» INFORMATION
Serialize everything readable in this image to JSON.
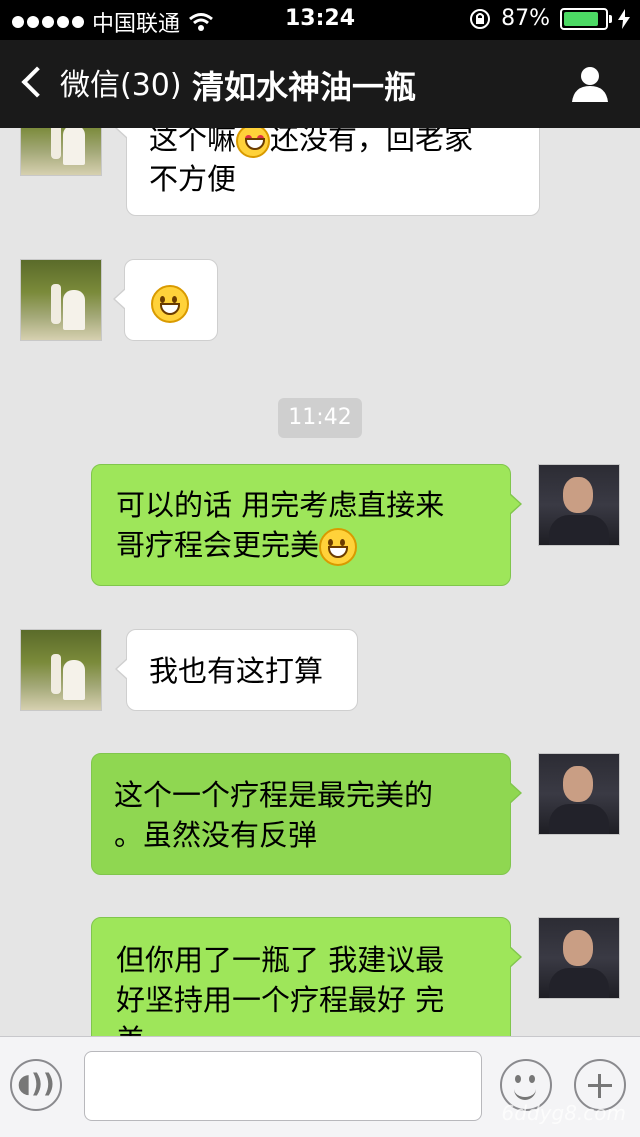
{
  "status_bar": {
    "carrier": "中国联通",
    "time": "13:24",
    "battery_percent": "87%",
    "battery_level": 0.87,
    "icons": [
      "signal-dots-icon",
      "wifi-icon",
      "rotation-lock-icon",
      "battery-icon",
      "charging-icon"
    ]
  },
  "nav": {
    "back_label": "微信(30)",
    "title": "清如水神油一瓶",
    "profile_icon": "person-icon"
  },
  "messages": [
    {
      "side": "left",
      "text_lines": [
        "这个嘛",
        "还没有，回老家",
        "不方便"
      ],
      "emoji": "heart-eyes-emoji"
    },
    {
      "side": "left",
      "text_lines": [],
      "emoji": "grin-emoji"
    },
    {
      "timestamp": "11:42"
    },
    {
      "side": "right",
      "text_lines": [
        "可以的话  用完考虑直接来",
        "哥疗程会更完美"
      ],
      "emoji": "smile-emoji"
    },
    {
      "side": "left",
      "text_lines": [
        "我也有这打算"
      ]
    },
    {
      "side": "right",
      "text_lines": [
        "这个一个疗程是最完美的",
        "。虽然没有反弹"
      ]
    },
    {
      "side": "right",
      "text_lines": [
        "但你用了一瓶了 我建议最",
        "好坚持用一个疗程最好 完",
        "美"
      ]
    }
  ],
  "input_bar": {
    "voice_icon": "voice-icon",
    "input_value": "",
    "emoji_icon": "emoji-icon",
    "plus_icon": "plus-icon"
  },
  "watermark": "6ddyg8.com",
  "colors": {
    "background": "#e5e5e5",
    "nav_bg": "#1a1a1a",
    "own_bubble": "#9ee65a",
    "other_bubble": "#ffffff"
  }
}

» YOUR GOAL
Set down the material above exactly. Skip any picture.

» TASK OUTPUT
Serialize everything readable in this image to JSON.
{
  "status_bar": {
    "carrier": "中国联通",
    "time": "13:24",
    "battery_percent": "87%",
    "battery_level": 0.87,
    "icons": [
      "signal-dots-icon",
      "wifi-icon",
      "rotation-lock-icon",
      "battery-icon",
      "charging-icon"
    ]
  },
  "nav": {
    "back_label": "微信(30)",
    "title": "清如水神油一瓶",
    "profile_icon": "person-icon"
  },
  "messages": [
    {
      "side": "left",
      "text_lines": [
        "这个嘛",
        "还没有，回老家",
        "不方便"
      ],
      "emoji": "heart-eyes-emoji"
    },
    {
      "side": "left",
      "text_lines": [],
      "emoji": "grin-emoji"
    },
    {
      "timestamp": "11:42"
    },
    {
      "side": "right",
      "text_lines": [
        "可以的话  用完考虑直接来",
        "哥疗程会更完美"
      ],
      "emoji": "smile-emoji"
    },
    {
      "side": "left",
      "text_lines": [
        "我也有这打算"
      ]
    },
    {
      "side": "right",
      "text_lines": [
        "这个一个疗程是最完美的",
        "。虽然没有反弹"
      ]
    },
    {
      "side": "right",
      "text_lines": [
        "但你用了一瓶了 我建议最",
        "好坚持用一个疗程最好 完",
        "美"
      ]
    }
  ],
  "input_bar": {
    "voice_icon": "voice-icon",
    "input_value": "",
    "emoji_icon": "emoji-icon",
    "plus_icon": "plus-icon"
  },
  "watermark": "6ddyg8.com",
  "colors": {
    "background": "#e5e5e5",
    "nav_bg": "#1a1a1a",
    "own_bubble": "#9ee65a",
    "other_bubble": "#ffffff"
  }
}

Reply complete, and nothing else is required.